China's top social messaging app WeChat censors messages that contain sensitive terms and are sent from overseas to mainland-linked accounts, according to a report.
WeChat accounts registered with a mainland China-based phone number have keywords filtered out or messages blocked anywhere in the world as long they keep the same user name, a study by the University of Toronto's Citizen Lab found. Accounts created abroad, such as through carriers in Hong Kong or the U.S., don?t face the same restrictions, the report said.
The dual systems are crucial to understanding how Tencent Holdings Ltd., which owns WeChat, can expand China's most-popular message service overseas while still complying with domestic government controls on information.
With 846 million active users on WeChat, the company scrapes news posts deemed sensitive and blocks private texts containing certain words in both one-on-one and group chats, Citizen Lab's research on Thursday showed.
Tencent said it complies with local laws and regulations in the countries where it operates.
Citizen Lab's researchers tested 26,821 keywords that have been blocked on other websites. They found that 174 words and expressions, such as "Free Tibet" and "ISIS Crisis," triggered censorship. If those words are detected by WeChat servers in China, the message won?t be sent.
More words are monitored in group chats than in one-to-one messages, most likely because of the capability to reach a larger number of users, the study showed.

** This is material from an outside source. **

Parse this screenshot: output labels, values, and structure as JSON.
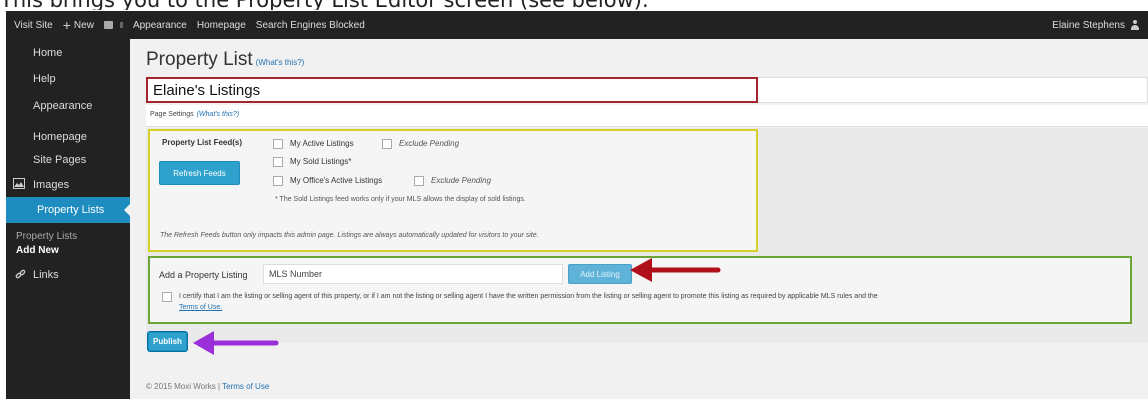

In addition, it seems that keyword censorship is dynamic. Some keywords that triggered censorship in original tests were later found to be permissible in later tests. Some newfound censored keywords appear to have been added in response to current news events.
The report also discovered that keyword censorship is no longer transparent. In the past, users received notification when their message was blocked; now censorship of chat messages happens without any user notice. Texts sent from overseas users to a Chinese account simply wouldn?t appear on the receivers' app.
The report added that WeChat's internal browser blocks China-based accounts from accessing a range of websites including gambling, Falun Gong, and media that report critically on China. Websites that are blocked for China accounts were fully accessible for International accounts, but there is intermittent blocking of gambling and pornography websites on International accounts.
Facebook is also said to be developing a system to scrape content deemed inappropriate by Chinese regulators in order win access back to the market, the New York Times reported last week.